Taxation, system of raising money to finance government. All governments require payments of money-taxes-from people. Governments use tax revenues to pay soldiers and police, to build dams and roads, to operate schools and hospitals, to provide food to the poor and medical care to the elderly, and for hundreds of other purposes. Without taxes to fund its activities, government could not exist.
Throughout history, people have debated the amount and kinds of taxes that a government should impose, as well as how it should distribute the burden of those taxes across society. Unpopular taxes have caused public protests, riots, and even revolutions. In political campaigns, candidates' views on taxation may partly determine their popularity with voters.
Taxation is the most important source of revenues for modern governments, typically accounting for 90 percent or more of their income.
The remainder of government revenue comes from borrowing and from charging fees for services. Countries differ considerably in the amount of taxes they collect. In the United States, about 28 percent of the gross domestic product, a measure of economic output, goes for tax payments. In Canada about 36 percent of the country's gross domestic product goes for taxes. In France the figure is 44 percent, and in Sweden it is 51 percent.
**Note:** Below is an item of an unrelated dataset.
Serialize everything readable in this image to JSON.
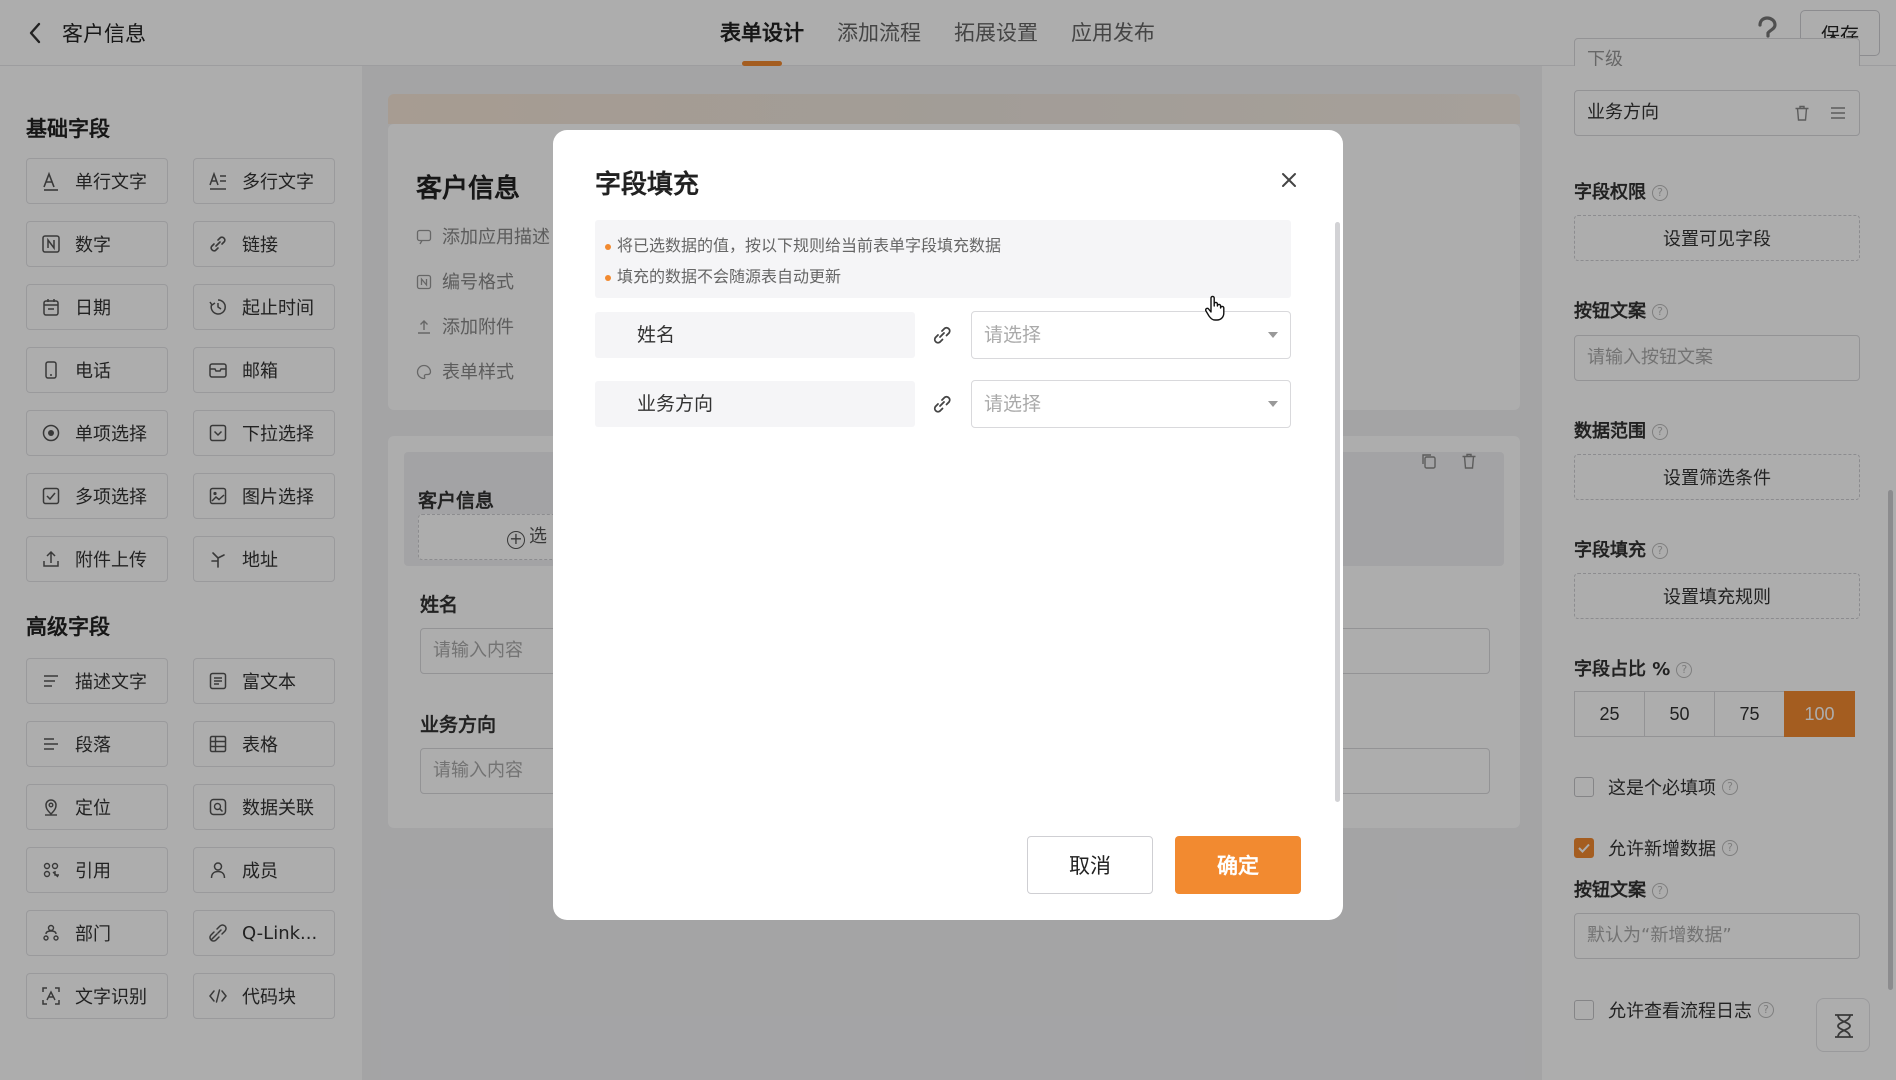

In addition to using taxation to raise money, governments may raise or lower taxes to achieve social and economic objectives, or to achieve political popularity with certain groups. Taxation can redistribute a society's wealth by imposing a heavier tax burden on one group in order to fund services for another. Also, some economists consider taxation an important tool for maintaining the stability of a country's economy.